All of the data needs to be reproduced with no alterations.

────────────────────────────────────────

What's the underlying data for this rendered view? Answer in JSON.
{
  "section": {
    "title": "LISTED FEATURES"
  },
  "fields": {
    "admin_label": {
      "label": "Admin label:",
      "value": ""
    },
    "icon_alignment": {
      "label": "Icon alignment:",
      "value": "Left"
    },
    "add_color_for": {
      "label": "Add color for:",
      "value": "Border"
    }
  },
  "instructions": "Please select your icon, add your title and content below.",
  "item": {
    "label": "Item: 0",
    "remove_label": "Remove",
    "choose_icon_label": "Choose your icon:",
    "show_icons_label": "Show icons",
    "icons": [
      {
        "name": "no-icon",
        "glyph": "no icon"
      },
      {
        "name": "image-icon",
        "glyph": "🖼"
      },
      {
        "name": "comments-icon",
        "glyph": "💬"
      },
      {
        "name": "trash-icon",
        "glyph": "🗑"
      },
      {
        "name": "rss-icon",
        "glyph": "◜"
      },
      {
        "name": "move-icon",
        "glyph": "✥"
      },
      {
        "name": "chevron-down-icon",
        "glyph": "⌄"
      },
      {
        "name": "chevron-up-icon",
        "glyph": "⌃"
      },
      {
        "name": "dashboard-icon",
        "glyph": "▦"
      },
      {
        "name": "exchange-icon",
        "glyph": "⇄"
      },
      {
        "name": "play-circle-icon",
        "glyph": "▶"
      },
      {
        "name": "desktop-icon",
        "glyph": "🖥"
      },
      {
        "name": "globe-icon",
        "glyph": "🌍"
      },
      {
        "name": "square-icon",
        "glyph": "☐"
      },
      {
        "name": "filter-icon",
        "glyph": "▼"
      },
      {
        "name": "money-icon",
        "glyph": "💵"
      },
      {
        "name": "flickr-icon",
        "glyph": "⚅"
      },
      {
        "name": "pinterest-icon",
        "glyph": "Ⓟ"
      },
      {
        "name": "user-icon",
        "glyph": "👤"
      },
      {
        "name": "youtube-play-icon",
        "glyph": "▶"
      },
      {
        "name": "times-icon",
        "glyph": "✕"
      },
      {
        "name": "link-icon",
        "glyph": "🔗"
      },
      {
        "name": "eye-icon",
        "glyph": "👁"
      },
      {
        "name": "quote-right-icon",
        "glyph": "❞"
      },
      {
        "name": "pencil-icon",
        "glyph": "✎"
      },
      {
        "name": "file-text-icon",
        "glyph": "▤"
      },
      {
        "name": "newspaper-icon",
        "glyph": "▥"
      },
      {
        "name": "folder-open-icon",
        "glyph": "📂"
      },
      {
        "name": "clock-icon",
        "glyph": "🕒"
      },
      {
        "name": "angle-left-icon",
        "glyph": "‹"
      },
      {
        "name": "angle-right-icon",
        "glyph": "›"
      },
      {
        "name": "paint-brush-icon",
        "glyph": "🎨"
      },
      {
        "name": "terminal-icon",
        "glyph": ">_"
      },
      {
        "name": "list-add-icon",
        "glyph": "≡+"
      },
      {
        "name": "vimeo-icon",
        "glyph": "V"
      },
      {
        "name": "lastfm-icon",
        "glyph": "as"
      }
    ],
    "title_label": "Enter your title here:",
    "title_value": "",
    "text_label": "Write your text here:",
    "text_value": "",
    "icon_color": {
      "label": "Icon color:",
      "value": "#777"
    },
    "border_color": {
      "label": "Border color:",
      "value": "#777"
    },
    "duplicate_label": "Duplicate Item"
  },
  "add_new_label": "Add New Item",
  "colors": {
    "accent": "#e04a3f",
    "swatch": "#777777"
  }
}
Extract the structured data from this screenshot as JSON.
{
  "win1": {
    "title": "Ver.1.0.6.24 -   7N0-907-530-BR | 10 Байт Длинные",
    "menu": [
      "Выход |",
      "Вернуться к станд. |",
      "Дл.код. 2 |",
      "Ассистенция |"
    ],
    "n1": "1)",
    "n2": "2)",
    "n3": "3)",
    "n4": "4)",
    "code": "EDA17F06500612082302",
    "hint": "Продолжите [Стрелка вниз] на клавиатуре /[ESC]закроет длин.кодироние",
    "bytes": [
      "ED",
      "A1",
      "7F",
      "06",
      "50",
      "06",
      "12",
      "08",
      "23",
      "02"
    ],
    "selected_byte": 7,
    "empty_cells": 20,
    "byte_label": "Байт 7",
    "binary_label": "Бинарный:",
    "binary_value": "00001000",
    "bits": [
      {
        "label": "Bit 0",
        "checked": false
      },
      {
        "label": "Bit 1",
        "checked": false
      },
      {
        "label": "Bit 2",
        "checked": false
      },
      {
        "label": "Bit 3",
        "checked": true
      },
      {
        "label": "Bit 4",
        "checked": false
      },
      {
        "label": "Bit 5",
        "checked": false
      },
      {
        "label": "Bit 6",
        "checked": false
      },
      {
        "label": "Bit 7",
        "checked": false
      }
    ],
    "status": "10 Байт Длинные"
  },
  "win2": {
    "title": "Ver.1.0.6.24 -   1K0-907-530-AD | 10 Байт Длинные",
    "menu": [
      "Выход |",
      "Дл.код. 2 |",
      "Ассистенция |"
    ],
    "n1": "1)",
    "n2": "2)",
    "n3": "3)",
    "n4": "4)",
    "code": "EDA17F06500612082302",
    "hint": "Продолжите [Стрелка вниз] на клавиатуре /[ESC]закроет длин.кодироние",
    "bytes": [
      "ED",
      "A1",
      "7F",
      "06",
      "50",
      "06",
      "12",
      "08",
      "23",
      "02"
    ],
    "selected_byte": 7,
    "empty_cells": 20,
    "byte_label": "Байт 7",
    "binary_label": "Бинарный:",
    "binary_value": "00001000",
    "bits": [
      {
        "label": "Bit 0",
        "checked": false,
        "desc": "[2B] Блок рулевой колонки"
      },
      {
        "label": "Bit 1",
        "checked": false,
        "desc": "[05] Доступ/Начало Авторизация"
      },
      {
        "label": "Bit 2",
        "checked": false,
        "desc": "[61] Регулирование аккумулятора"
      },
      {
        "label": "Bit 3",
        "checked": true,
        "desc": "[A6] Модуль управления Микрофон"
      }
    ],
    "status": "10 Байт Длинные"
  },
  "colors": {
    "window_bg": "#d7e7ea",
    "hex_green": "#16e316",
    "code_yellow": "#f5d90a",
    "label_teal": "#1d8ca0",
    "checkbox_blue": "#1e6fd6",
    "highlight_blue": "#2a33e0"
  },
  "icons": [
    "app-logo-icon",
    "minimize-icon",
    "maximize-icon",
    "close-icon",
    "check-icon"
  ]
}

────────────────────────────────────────

__Solution to the problem__.
What's the underlying data for this rendered view? Answer in JSON.
{
  "section": {
    "title": "LISTED FEATURES"
  },
  "fields": {
    "admin_label": {
      "label": "Admin label:",
      "value": ""
    },
    "icon_alignment": {
      "label": "Icon alignment:",
      "value": "Left"
    },
    "add_color_for": {
      "label": "Add color for:",
      "value": "Border"
    }
  },
  "instructions": "Please select your icon, add your title and content below.",
  "item": {
    "label": "Item: 0",
    "remove_label": "Remove",
    "choose_icon_label": "Choose your icon:",
    "show_icons_label": "Show icons",
    "icons": [
      {
        "name": "no-icon",
        "glyph": "no icon"
      },
      {
        "name": "image-icon",
        "glyph": "🖼"
      },
      {
        "name": "comments-icon",
        "glyph": "💬"
      },
      {
        "name": "trash-icon",
        "glyph": "🗑"
      },
      {
        "name": "rss-icon",
        "glyph": "◜"
      },
      {
        "name": "move-icon",
        "glyph": "✥"
      },
      {
        "name": "chevron-down-icon",
        "glyph": "⌄"
      },
      {
        "name": "chevron-up-icon",
        "glyph": "⌃"
      },
      {
        "name": "dashboard-icon",
        "glyph": "▦"
      },
      {
        "name": "exchange-icon",
        "glyph": "⇄"
      },
      {
        "name": "play-circle-icon",
        "glyph": "▶"
      },
      {
        "name": "desktop-icon",
        "glyph": "🖥"
      },
      {
        "name": "globe-icon",
        "glyph": "🌍"
      },
      {
        "name": "square-icon",
        "glyph": "☐"
      },
      {
        "name": "filter-icon",
        "glyph": "▼"
      },
      {
        "name": "money-icon",
        "glyph": "💵"
      },
      {
        "name": "flickr-icon",
        "glyph": "⚅"
      },
      {
        "name": "pinterest-icon",
        "glyph": "Ⓟ"
      },
      {
        "name": "user-icon",
        "glyph": "👤"
      },
      {
        "name": "youtube-play-icon",
        "glyph": "▶"
      },
      {
        "name": "times-icon",
        "glyph": "✕"
      },
      {
        "name": "link-icon",
        "glyph": "🔗"
      },
      {
        "name": "eye-icon",
        "glyph": "👁"
      },
      {
        "name": "quote-right-icon",
        "glyph": "❞"
      },
      {
        "name": "pencil-icon",
        "glyph": "✎"
      },
      {
        "name": "file-text-icon",
        "glyph": "▤"
      },
      {
        "name": "newspaper-icon",
        "glyph": "▥"
      },
      {
        "name": "folder-open-icon",
        "glyph": "📂"
      },
      {
        "name": "clock-icon",
        "glyph": "🕒"
      },
      {
        "name": "angle-left-icon",
        "glyph": "‹"
      },
      {
        "name": "angle-right-icon",
        "glyph": "›"
      },
      {
        "name": "paint-brush-icon",
        "glyph": "🎨"
      },
      {
        "name": "terminal-icon",
        "glyph": ">_"
      },
      {
        "name": "list-add-icon",
        "glyph": "≡+"
      },
      {
        "name": "vimeo-icon",
        "glyph": "V"
      },
      {
        "name": "lastfm-icon",
        "glyph": "as"
      }
    ],
    "title_label": "Enter your title here:",
    "title_value": "",
    "text_label": "Write your text here:",
    "text_value": "",
    "icon_color": {
      "label": "Icon color:",
      "value": "#777"
    },
    "border_color": {
      "label": "Border color:",
      "value": "#777"
    },
    "duplicate_label": "Duplicate Item"
  },
  "add_new_label": "Add New Item",
  "colors": {
    "accent": "#e04a3f",
    "swatch": "#777777"
  }
}
Extract the structured data from this screenshot as JSON.
{
  "win1": {
    "title": "Ver.1.0.6.24 -   7N0-907-530-BR | 10 Байт Длинные",
    "menu": [
      "Выход |",
      "Вернуться к станд. |",
      "Дл.код. 2 |",
      "Ассистенция |"
    ],
    "n1": "1)",
    "n2": "2)",
    "n3": "3)",
    "n4": "4)",
    "code": "EDA17F06500612082302",
    "hint": "Продолжите [Стрелка вниз] на клавиатуре /[ESC]закроет длин.кодироние",
    "bytes": [
      "ED",
      "A1",
      "7F",
      "06",
      "50",
      "06",
      "12",
      "08",
      "23",
      "02"
    ],
    "selected_byte": 7,
    "empty_cells": 20,
    "byte_label": "Байт 7",
    "binary_label": "Бинарный:",
    "binary_value": "00001000",
    "bits": [
      {
        "label": "Bit 0",
        "checked": false
      },
      {
        "label": "Bit 1",
        "checked": false
      },
      {
        "label": "Bit 2",
        "checked": false
      },
      {
        "label": "Bit 3",
        "checked": true
      },
      {
        "label": "Bit 4",
        "checked": false
      },
      {
        "label": "Bit 5",
        "checked": false
      },
      {
        "label": "Bit 6",
        "checked": false
      },
      {
        "label": "Bit 7",
        "checked": false
      }
    ],
    "status": "10 Байт Длинные"
  },
  "win2": {
    "title": "Ver.1.0.6.24 -   1K0-907-530-AD | 10 Байт Длинные",
    "menu": [
      "Выход |",
      "Дл.код. 2 |",
      "Ассистенция |"
    ],
    "n1": "1)",
    "n2": "2)",
    "n3": "3)",
    "n4": "4)",
    "code": "EDA17F06500612082302",
    "hint": "Продолжите [Стрелка вниз] на клавиатуре /[ESC]закроет длин.кодироние",
    "bytes": [
      "ED",
      "A1",
      "7F",
      "06",
      "50",
      "06",
      "12",
      "08",
      "23",
      "02"
    ],
    "selected_byte": 7,
    "empty_cells": 20,
    "byte_label": "Байт 7",
    "binary_label": "Бинарный:",
    "binary_value": "00001000",
    "bits": [
      {
        "label": "Bit 0",
        "checked": false,
        "desc": "[2B] Блок рулевой колонки"
      },
      {
        "label": "Bit 1",
        "checked": false,
        "desc": "[05] Доступ/Начало Авторизация"
      },
      {
        "label": "Bit 2",
        "checked": false,
        "desc": "[61] Регулирование аккумулятора"
      },
      {
        "label": "Bit 3",
        "checked": true,
        "desc": "[A6] Модуль управления Микрофон"
      }
    ],
    "status": "10 Байт Длинные"
  },
  "colors": {
    "window_bg": "#d7e7ea",
    "hex_green": "#16e316",
    "code_yellow": "#f5d90a",
    "label_teal": "#1d8ca0",
    "checkbox_blue": "#1e6fd6",
    "highlight_blue": "#2a33e0"
  },
  "icons": [
    "app-logo-icon",
    "minimize-icon",
    "maximize-icon",
    "close-icon",
    "check-icon"
  ]
}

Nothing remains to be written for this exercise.